Leadership Greater Chicago CEO Maria Wynne, whom Ranney placed three years ago, calls Ranney the “it girl” of nonprofit search in Chicago. “With her, it’s not a transaction,” Wynne says. “She wants you to be successful, she wants the organization to be successful.”
During Ranney’s 13 years as a nonprofit recruiter, the sector’s need for top-level talent has intensified as the line between for-profits and nonprofits has blurred. Ranney calls her clients “mission-driven” rather than “nonprofit,” to underscore that nonprofits are businesses that need effective leaders. “There’s more scrutiny on having the right management in place,” says Christopher Hunt, president and co-founder of Hunt Scanlon Media, publisher of Executive Search Review, an industry newsletter.
Two decades ago, the major search firms—including Russell Reynolds, Korn Ferry and Spencer Stuart—conducted most nonprofit searches. Today, 247 firms nationwide deal exclusively with nonprofit and higher education searches, which account for 10 to 15 percent of the $15 billion executive search industry, Hunt says. Koya, among the top 50 in revenue, enjoys a “stellar” reputation, he says.

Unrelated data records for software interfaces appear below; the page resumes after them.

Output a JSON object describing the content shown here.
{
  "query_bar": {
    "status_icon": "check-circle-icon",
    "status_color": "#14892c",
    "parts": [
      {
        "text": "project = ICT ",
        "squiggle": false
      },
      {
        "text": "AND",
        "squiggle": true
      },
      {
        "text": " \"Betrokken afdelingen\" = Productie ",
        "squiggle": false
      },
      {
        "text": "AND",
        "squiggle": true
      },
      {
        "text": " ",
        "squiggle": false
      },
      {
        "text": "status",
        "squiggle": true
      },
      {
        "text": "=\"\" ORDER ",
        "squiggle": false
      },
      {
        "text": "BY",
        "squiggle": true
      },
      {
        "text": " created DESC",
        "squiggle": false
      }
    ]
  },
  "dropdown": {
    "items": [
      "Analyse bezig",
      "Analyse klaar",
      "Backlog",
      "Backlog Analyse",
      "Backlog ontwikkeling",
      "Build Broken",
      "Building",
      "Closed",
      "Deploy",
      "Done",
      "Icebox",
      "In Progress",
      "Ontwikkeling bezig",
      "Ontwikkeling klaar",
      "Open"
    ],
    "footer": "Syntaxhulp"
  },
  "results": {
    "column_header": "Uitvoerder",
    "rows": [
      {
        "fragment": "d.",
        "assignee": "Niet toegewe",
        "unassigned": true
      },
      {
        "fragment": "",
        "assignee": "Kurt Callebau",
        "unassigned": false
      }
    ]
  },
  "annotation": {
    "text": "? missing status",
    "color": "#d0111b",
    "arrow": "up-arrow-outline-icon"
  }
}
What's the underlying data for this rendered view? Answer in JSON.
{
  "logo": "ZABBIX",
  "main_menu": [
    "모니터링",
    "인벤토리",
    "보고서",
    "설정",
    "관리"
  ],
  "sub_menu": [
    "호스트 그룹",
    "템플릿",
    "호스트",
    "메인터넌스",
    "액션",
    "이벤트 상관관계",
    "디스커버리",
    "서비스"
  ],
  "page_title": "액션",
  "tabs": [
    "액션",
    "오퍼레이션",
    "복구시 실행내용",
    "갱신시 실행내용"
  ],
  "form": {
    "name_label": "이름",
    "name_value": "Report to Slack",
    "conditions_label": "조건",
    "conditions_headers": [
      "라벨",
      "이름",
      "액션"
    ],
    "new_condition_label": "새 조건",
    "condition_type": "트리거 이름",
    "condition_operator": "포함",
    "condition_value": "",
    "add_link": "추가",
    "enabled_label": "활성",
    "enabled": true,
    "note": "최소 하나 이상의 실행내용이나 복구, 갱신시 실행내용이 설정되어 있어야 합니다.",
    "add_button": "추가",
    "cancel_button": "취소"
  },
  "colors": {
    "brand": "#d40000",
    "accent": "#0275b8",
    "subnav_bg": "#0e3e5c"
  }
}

Boston-based Koya has 50 employees in nine offices nationwide. Its revenue grew 33 percent, to $8 million, in 2016, and it’s on track to post $10 million in revenue this year, says founder and CEO Katie Bouton. Bouton met Ranney in 2011 through her father-in-law, Marshall Bouton, former president of the Chicago Council on Global Affairs. Ranney’s Chicago office now accounts for 20 to 25 percent of the firm’s business. “It’s blown away every expectation we ever had,” partly due to Ranney’s attention to detail, Bouton says. Ranney even hosts an annual dinner for placed candidates. “She likes to see the ripple effect of how (executives) are working together,” Bouton says.
Ranney and her husband, Clean Energy Trust CEO Erik Birkerts, have three children and live in Lake Bluff. She belongs to the Economic Club of Chicago and the Chicago Network, and serves on the boards of Public Radio International, World Business Chicago, Goodman Theatre and Forefront.
That cultural and civic involvement “helps her understand what an organization needs, and what good candidates we might not be aware of,” says Richard Rodes, chair of the search committee at Hubbard Street Dance, which has tapped Ranney to find a new executive director. “Alison knows where people are in their development cycle. She can see what works and what doesn’t,” he says, noting that Hubbard Street interviewed six national search firms before choosing Koya.
Ranney says she can’t imagine doing anything else. Her work, her nonprofit board service and her family keep her busy. When asked what she would do if recruiting were no longer an option, Ranney laughs. “That would be so sad,” she says. Chicago’s nonprofit community would most likely agree.
Source: Crain’s Chicago Business, By Lisa Bertagnoli http://www.chicagobusiness.com/article/20170819/ISSUE01/170819837